Entries supplied:
'''
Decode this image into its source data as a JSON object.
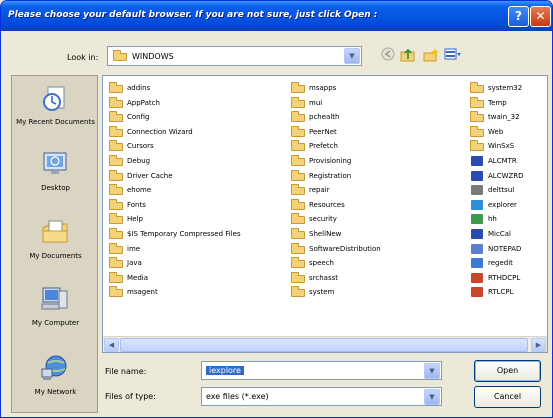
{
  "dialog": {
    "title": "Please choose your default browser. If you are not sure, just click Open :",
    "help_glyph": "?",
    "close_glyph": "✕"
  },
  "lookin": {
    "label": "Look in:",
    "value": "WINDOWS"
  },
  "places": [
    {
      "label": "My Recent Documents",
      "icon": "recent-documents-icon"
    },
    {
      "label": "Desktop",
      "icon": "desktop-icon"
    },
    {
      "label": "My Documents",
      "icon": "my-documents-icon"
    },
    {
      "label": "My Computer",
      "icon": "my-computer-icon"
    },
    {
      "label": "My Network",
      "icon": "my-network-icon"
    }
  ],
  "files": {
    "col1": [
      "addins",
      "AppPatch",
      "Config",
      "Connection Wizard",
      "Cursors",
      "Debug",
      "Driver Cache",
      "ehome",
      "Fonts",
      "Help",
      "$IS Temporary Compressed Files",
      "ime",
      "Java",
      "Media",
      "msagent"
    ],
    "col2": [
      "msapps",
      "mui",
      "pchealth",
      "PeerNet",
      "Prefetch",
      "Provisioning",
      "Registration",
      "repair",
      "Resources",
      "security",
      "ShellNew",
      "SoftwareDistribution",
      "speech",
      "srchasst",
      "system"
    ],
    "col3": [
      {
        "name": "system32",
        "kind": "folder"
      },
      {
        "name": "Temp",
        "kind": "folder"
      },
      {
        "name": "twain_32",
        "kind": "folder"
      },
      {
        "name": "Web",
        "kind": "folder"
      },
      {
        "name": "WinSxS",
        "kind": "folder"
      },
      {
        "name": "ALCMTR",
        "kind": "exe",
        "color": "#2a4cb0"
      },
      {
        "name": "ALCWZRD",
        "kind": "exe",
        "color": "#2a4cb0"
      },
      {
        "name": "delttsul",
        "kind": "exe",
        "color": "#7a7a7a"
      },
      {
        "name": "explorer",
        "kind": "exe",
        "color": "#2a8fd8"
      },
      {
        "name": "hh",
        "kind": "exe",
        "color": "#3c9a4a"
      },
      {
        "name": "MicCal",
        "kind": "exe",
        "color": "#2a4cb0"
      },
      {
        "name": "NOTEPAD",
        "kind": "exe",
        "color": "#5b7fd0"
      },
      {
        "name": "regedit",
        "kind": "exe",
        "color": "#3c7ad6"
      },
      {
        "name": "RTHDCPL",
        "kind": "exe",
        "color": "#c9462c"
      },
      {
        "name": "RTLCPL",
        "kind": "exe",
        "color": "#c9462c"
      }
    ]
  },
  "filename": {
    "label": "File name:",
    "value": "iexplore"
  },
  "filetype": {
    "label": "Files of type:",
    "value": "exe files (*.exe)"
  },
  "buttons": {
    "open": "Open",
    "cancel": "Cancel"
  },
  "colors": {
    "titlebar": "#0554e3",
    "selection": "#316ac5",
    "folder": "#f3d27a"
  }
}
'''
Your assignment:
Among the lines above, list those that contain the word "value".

Response below:
    "value": "WINDOWS"
    "value": "iexplore"
    "value": "exe files (*.exe)"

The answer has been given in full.